You can’t hide, Vivian

by DRM


You worked hard to keep us from seeing you straight on, didn’t you? That was hard, I imagine, when you walked through your day with a camera around your neck.

No, you put yourself on the other side. The other side of what, that’s what I wonder.

Was it the other side of life altogether? You didn’t have your own child, but you cared for the children of others. You never really had your own place. Maybe you didn’t want to be on this side of life, the messy, screwy, unpredictable side.

I know you can’t answer, and even if you could, you might be offended at the question, or, even more likely, not quite clear why I’m asking. Why does it matter and who am I to speculate?

But you can’t hide, Vivian. Who you are peeks through. And your reflection shows up.

You hardly ever shot yourself head on, full face, and when you did you are expressionless. You’re not giving us anything directly. You do give us your reflection, though, the shots that you take of yourself in shop window mirrors, or reflected in a chrome-plated trim, or your distinctive outline in shadow, your hat tilted down.

That let’s us know where you are, right beside us, looking out. Your lens is like a finger pointing to this and that, showing us the things that want us to notice.

It’s what you show us that draws you out of hiding, Vivian. You show us the life around us. The people are commonplace, the rough woman who walks around the block, the children playing in the shadow of the alley, the old men and women moving slowly down the street. You show them to us in their exceptional simplicity, their unexceptional uniqueness.

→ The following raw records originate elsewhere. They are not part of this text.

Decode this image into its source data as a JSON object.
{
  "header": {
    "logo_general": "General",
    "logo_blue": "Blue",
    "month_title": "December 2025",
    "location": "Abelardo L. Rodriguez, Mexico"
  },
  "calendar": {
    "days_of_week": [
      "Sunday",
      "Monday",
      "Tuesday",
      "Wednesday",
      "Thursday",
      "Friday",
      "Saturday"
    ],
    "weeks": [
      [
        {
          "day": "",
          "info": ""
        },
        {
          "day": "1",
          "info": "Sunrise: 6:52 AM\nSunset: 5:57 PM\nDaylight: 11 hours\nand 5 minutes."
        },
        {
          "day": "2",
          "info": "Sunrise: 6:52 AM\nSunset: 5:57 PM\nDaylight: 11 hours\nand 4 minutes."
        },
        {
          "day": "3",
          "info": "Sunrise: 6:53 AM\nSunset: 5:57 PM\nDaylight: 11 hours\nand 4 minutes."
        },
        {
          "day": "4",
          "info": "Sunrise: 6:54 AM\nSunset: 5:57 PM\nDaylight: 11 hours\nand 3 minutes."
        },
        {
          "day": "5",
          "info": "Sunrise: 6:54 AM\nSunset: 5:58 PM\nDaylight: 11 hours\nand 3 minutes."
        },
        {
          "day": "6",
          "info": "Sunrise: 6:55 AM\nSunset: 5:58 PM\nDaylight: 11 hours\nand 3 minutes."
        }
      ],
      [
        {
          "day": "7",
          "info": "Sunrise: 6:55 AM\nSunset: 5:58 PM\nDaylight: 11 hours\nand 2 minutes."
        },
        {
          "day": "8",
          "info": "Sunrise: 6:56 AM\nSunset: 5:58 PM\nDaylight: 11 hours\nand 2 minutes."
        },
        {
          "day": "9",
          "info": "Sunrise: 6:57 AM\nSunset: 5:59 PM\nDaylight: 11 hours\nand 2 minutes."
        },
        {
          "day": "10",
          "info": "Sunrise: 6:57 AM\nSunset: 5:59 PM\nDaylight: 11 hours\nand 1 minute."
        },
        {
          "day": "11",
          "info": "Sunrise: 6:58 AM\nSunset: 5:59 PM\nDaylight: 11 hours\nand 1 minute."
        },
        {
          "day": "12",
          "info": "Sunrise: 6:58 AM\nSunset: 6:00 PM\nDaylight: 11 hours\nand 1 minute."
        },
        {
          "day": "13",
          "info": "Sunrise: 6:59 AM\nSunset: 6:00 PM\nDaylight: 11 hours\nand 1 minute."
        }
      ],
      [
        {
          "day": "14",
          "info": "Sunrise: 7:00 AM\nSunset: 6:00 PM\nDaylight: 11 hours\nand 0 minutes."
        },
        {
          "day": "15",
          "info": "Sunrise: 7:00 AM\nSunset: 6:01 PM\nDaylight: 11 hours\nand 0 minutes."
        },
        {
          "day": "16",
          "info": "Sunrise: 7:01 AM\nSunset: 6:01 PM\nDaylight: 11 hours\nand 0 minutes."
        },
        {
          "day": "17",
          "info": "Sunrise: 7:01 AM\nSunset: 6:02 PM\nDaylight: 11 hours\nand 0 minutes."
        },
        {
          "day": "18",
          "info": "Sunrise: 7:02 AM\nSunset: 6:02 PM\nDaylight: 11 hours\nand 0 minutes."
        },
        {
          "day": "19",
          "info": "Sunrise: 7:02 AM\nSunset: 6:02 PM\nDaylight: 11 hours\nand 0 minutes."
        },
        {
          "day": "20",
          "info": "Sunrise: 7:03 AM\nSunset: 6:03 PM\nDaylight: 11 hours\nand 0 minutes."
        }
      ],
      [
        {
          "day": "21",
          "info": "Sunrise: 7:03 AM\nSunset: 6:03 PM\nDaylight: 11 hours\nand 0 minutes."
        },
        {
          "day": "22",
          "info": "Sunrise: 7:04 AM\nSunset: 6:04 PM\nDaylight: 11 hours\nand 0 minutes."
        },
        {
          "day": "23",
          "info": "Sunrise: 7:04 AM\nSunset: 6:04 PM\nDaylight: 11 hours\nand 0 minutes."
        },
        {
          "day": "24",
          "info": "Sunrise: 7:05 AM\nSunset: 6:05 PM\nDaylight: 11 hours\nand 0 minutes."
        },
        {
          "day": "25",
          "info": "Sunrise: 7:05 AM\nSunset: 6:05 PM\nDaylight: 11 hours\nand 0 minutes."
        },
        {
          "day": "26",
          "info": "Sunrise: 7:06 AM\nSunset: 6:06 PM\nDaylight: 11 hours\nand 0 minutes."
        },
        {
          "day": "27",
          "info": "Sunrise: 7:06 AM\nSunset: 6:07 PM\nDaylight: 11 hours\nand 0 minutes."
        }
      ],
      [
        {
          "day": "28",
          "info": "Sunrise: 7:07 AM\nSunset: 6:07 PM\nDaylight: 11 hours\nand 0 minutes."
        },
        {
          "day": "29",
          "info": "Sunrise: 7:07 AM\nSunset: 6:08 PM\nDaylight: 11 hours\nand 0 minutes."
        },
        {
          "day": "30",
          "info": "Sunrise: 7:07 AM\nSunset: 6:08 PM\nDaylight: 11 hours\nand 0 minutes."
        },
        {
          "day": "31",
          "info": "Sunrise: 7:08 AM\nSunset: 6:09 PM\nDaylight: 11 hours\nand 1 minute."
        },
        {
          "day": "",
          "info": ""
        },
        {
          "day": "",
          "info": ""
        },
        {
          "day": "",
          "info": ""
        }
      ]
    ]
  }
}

That’s how I know who you were, Vivian.

I just want to ask you one thing, if you’ll let me.

What did it feel like to stay on the outside? Were you content there? Were you complete?

I know that you had to stay at a remove. That is the only way to see what you needed to see. But when I was young and starting out as a writer, that remove tormented me. How could I write about life if I wasn’t inside life? But how could I see what I needed to see if I got into life in a deep way?

I respect you for what you did, you know. Someone else might wonder at the emptiness, or be awed by the piles of work you did without notice. I know that you wanted to see everything. Your photos tell me that you did.